* introduce and connect significant mathematical concepts, consistent with the curricula of other countries whose students scored well in the TIMSS testing;

* emphasize mathematical understanding, problem solving, and reasoning;

* use applications and learning contexts that interest and challenge students and motivate student investigation;

* provide all students with opportunities to learn important mathematical ideas and skills;

* provide opportunities for significant interactions of students and teachers, using a variety of communication methods (e. …

The rest of this article is only available to active members of Questia

Already a member? Log in now.

Notes for this article

Add a new note
If you are trying to select text to create highlights or citations, remember that you must now click or tap on the first word, and then click or tap on the last word.
One moment ...
Default project is now your active project.
Project items
Notes
Cite this article

Cited article

Style
Citations are available only to our active members.
Buy instant access to cite pages or passages in MLA 8, MLA 7, APA and Chicago citation styles.

(Einhorn, 1992, p. 25)

(Einhorn 25)

(Einhorn 25)

1. Lois J. Einhorn, Abraham Lincoln, the Orator: Penetrating the Lincoln Legend (Westport, CT: Greenwood Press, 1992), 25, http://www.questia.com/read/27419298.

Note: primary sources have slightly different requirements for citation.

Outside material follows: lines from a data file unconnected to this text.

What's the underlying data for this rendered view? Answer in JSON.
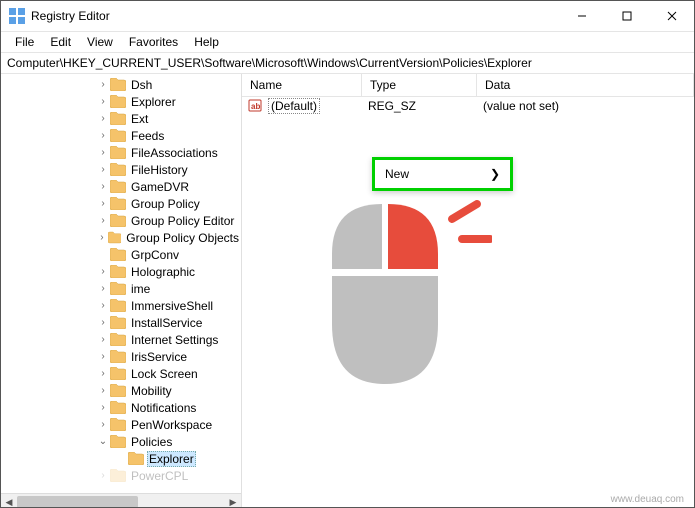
{
  "title": "Registry Editor",
  "menu": [
    "File",
    "Edit",
    "View",
    "Favorites",
    "Help"
  ],
  "address": "Computer\\HKEY_CURRENT_USER\\Software\\Microsoft\\Windows\\CurrentVersion\\Policies\\Explorer",
  "columns": {
    "name": "Name",
    "type": "Type",
    "data": "Data"
  },
  "row": {
    "name": "(Default)",
    "type": "REG_SZ",
    "data": "(value not set)"
  },
  "ctx": {
    "label": "New",
    "arrow": "❯"
  },
  "tree": {
    "indent": 95,
    "items": [
      {
        "label": "Dsh",
        "chev": ">"
      },
      {
        "label": "Explorer",
        "chev": ">"
      },
      {
        "label": "Ext",
        "chev": ">"
      },
      {
        "label": "Feeds",
        "chev": ">"
      },
      {
        "label": "FileAssociations",
        "chev": ">"
      },
      {
        "label": "FileHistory",
        "chev": ">"
      },
      {
        "label": "GameDVR",
        "chev": ">"
      },
      {
        "label": "Group Policy",
        "chev": ">"
      },
      {
        "label": "Group Policy Editor",
        "chev": ">"
      },
      {
        "label": "Group Policy Objects",
        "chev": ">"
      },
      {
        "label": "GrpConv",
        "chev": ""
      },
      {
        "label": "Holographic",
        "chev": ">"
      },
      {
        "label": "ime",
        "chev": ">"
      },
      {
        "label": "ImmersiveShell",
        "chev": ">"
      },
      {
        "label": "InstallService",
        "chev": ">"
      },
      {
        "label": "Internet Settings",
        "chev": ">"
      },
      {
        "label": "IrisService",
        "chev": ">"
      },
      {
        "label": "Lock Screen",
        "chev": ">"
      },
      {
        "label": "Mobility",
        "chev": ">"
      },
      {
        "label": "Notifications",
        "chev": ">"
      },
      {
        "label": "PenWorkspace",
        "chev": ">"
      },
      {
        "label": "Policies",
        "chev": "v",
        "expanded": true,
        "children": [
          {
            "label": "Explorer",
            "selected": true
          }
        ]
      },
      {
        "label": "PowerCPL",
        "chev": ">",
        "faded": true
      }
    ]
  },
  "watermark": "www.deuaq.com"
}
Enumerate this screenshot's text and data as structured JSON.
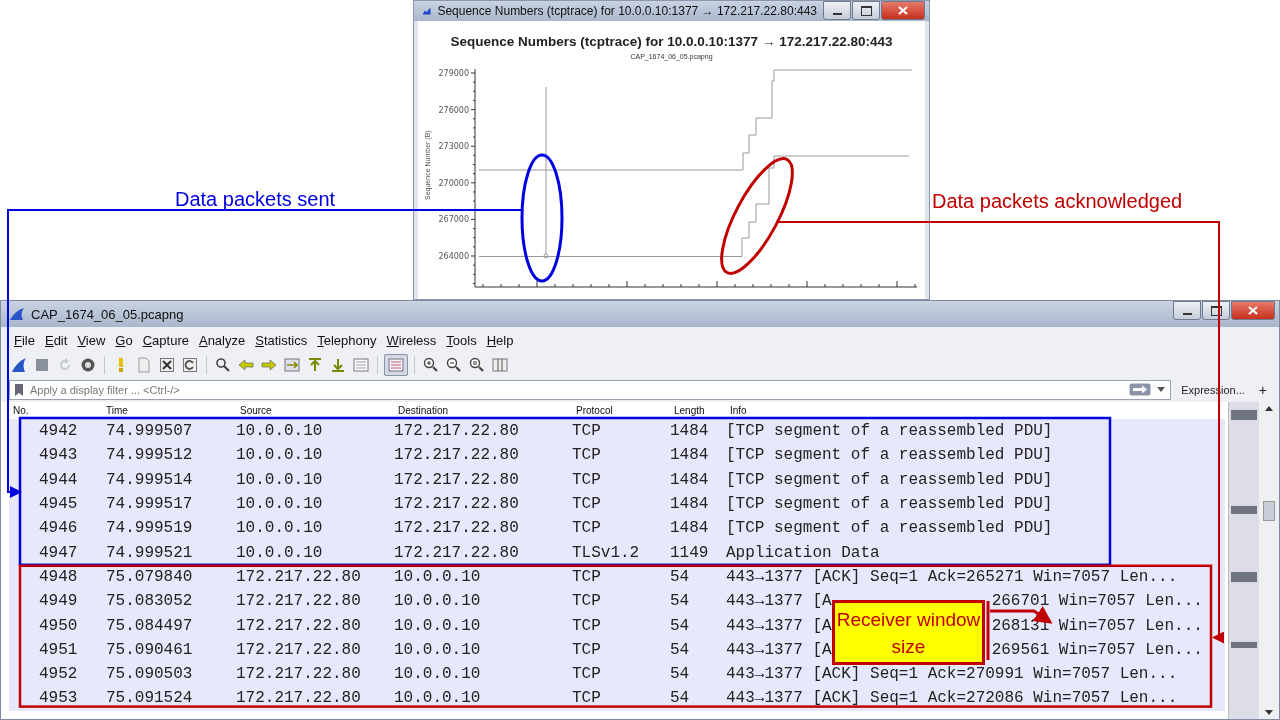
{
  "graph_window": {
    "title": "Sequence Numbers (tcptrace) for 10.0.0.10:1377 → 172.217.22.80:443",
    "chart_title": "Sequence Numbers (tcptrace) for 10.0.0.10:1377 → 172.217.22.80:443",
    "subtitle": "CAP_1674_06_05.pcapng",
    "y_axis_label": "Sequence Number (B)",
    "y_ticks": [
      "279000",
      "276000",
      "273000",
      "270000",
      "267000",
      "264000"
    ]
  },
  "annotations": [
    {
      "kind": "sent",
      "text": "Data packets sent",
      "color": "#0000e0"
    },
    {
      "kind": "acknowledged",
      "text": "Data packets acknowledged",
      "color": "#c00000"
    }
  ],
  "callout": {
    "text": "Receiver window size"
  },
  "main_window": {
    "title": "CAP_1674_06_05.pcapng",
    "menu": [
      "File",
      "Edit",
      "View",
      "Go",
      "Capture",
      "Analyze",
      "Statistics",
      "Telephony",
      "Wireless",
      "Tools",
      "Help"
    ],
    "filter": {
      "placeholder": "Apply a display filter ... <Ctrl-/>"
    },
    "expression_button": "Expression...",
    "add_button": "+"
  },
  "packet_list": {
    "columns": [
      "No.",
      "Time",
      "Source",
      "Destination",
      "Protocol",
      "Length",
      "Info"
    ],
    "rows": [
      {
        "kind": "sent",
        "no": "4942",
        "time": "74.999507",
        "source": "10.0.0.10",
        "destination": "172.217.22.80",
        "protocol": "TCP",
        "length": "1484",
        "info": [
          "[TCP segment of a reassembled PDU]"
        ]
      },
      {
        "kind": "sent",
        "no": "4943",
        "time": "74.999512",
        "source": "10.0.0.10",
        "destination": "172.217.22.80",
        "protocol": "TCP",
        "length": "1484",
        "info": [
          "[TCP segment of a reassembled PDU]"
        ]
      },
      {
        "kind": "sent",
        "no": "4944",
        "time": "74.999514",
        "source": "10.0.0.10",
        "destination": "172.217.22.80",
        "protocol": "TCP",
        "length": "1484",
        "info": [
          "[TCP segment of a reassembled PDU]"
        ]
      },
      {
        "kind": "sent",
        "no": "4945",
        "time": "74.999517",
        "source": "10.0.0.10",
        "destination": "172.217.22.80",
        "protocol": "TCP",
        "length": "1484",
        "info": [
          "[TCP segment of a reassembled PDU]"
        ]
      },
      {
        "kind": "sent",
        "no": "4946",
        "time": "74.999519",
        "source": "10.0.0.10",
        "destination": "172.217.22.80",
        "protocol": "TCP",
        "length": "1484",
        "info": [
          "[TCP segment of a reassembled PDU]"
        ]
      },
      {
        "kind": "sent",
        "no": "4947",
        "time": "74.999521",
        "source": "10.0.0.10",
        "destination": "172.217.22.80",
        "protocol": "TLSv1.2",
        "length": "1149",
        "info": [
          "Application Data"
        ]
      },
      {
        "kind": "acknowledged",
        "no": "4948",
        "time": "75.079840",
        "source": "172.217.22.80",
        "destination": "10.0.0.10",
        "protocol": "TCP",
        "length": "54",
        "info": [
          "443→1377 [ACK] Seq=1 Ack=265271 Win=7057 Len..."
        ]
      },
      {
        "kind": "acknowledged",
        "no": "4949",
        "time": "75.083052",
        "source": "172.217.22.80",
        "destination": "10.0.0.10",
        "protocol": "TCP",
        "length": "54",
        "info": [
          "443→1377 [A",
          "266701 Win=7057 Len..."
        ]
      },
      {
        "kind": "acknowledged",
        "no": "4950",
        "time": "75.084497",
        "source": "172.217.22.80",
        "destination": "10.0.0.10",
        "protocol": "TCP",
        "length": "54",
        "info": [
          "443→1377 [A",
          "268131 Win=7057 Len..."
        ]
      },
      {
        "kind": "acknowledged",
        "no": "4951",
        "time": "75.090461",
        "source": "172.217.22.80",
        "destination": "10.0.0.10",
        "protocol": "TCP",
        "length": "54",
        "info": [
          "443→1377 [A",
          "269561 Win=7057 Len..."
        ]
      },
      {
        "kind": "acknowledged",
        "no": "4952",
        "time": "75.090503",
        "source": "172.217.22.80",
        "destination": "10.0.0.10",
        "protocol": "TCP",
        "length": "54",
        "info": [
          "443→1377 [ACK] Seq=1 Ack=270991 Win=7057 Len..."
        ]
      },
      {
        "kind": "acknowledged",
        "no": "4953",
        "time": "75.091524",
        "source": "172.217.22.80",
        "destination": "10.0.0.10",
        "protocol": "TCP",
        "length": "54",
        "info": [
          "443→1377 [ACK] Seq=1 Ack=272086 Win=7057 Len..."
        ]
      }
    ]
  }
}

Please see these guidelines for more information.

Cited article

Mathematics Curricula Based on Rigorous National Standards What, Why, and How?
Settings

Settings

Typeface
Text size Smaller Larger Reset View mode
Search within

Search within this article

Look up

Look up a word

  • Dictionary
  • Thesaurus
Please submit a word or phrase above.
Print this page

Print this page

Why can't I print more than one page at a time?

Help
Full screen
Items saved from this article
  • Highlights & Notes
  • Citations
Some of your highlights are legacy items.

Highlights saved before July 30, 2012 will not be displayed on their respective source pages.

You can easily re-create the highlights by opening the book page or article, selecting the text, and clicking “Highlight.”

matching results for page

    Questia reader help

    How to highlight and cite specific passages

    1. Click or tap the first word you want to select.
    2. Click or tap the last word you want to select, and you’ll see everything in between get selected.
    3. You’ll then get a menu of options like creating a highlight or a citation from that passage of text.

    OK, got it!

    Cited passage

    Style
    Citations are available only to our active members.
    Buy instant access to cite pages or passages in MLA 8, MLA 7, APA and Chicago citation styles.

    "Portraying himself as an honest, ordinary person helped Lincoln identify with his audiences." (Einhorn, 1992, p. 25).

    "Portraying himself as an honest, ordinary person helped Lincoln identify with his audiences." (Einhorn 25)

    "Portraying himself as an honest, ordinary person helped Lincoln identify with his audiences." (Einhorn 25)

    "Portraying himself as an honest, ordinary person helped Lincoln identify with his audiences."1

    1. Lois J. Einhorn, Abraham Lincoln, the Orator: Penetrating the Lincoln Legend (Westport, CT: Greenwood Press, 1992), 25, http://www.questia.com/read/27419298.

    Cited passage

    Thanks for trying Questia!

    Please continue trying out our research tools, but please note, full functionality is available only to our active members.

    Your work will be lost once you leave this Web page.

    Buy instant access to save your work.

    Already a member? Log in now.

    Search by... Author
    Show... All Results Primary Sources Peer-reviewed

    Oops!

    An unknown error has occurred. Please click the button below to reload the page. If the problem persists, please try again in a little while.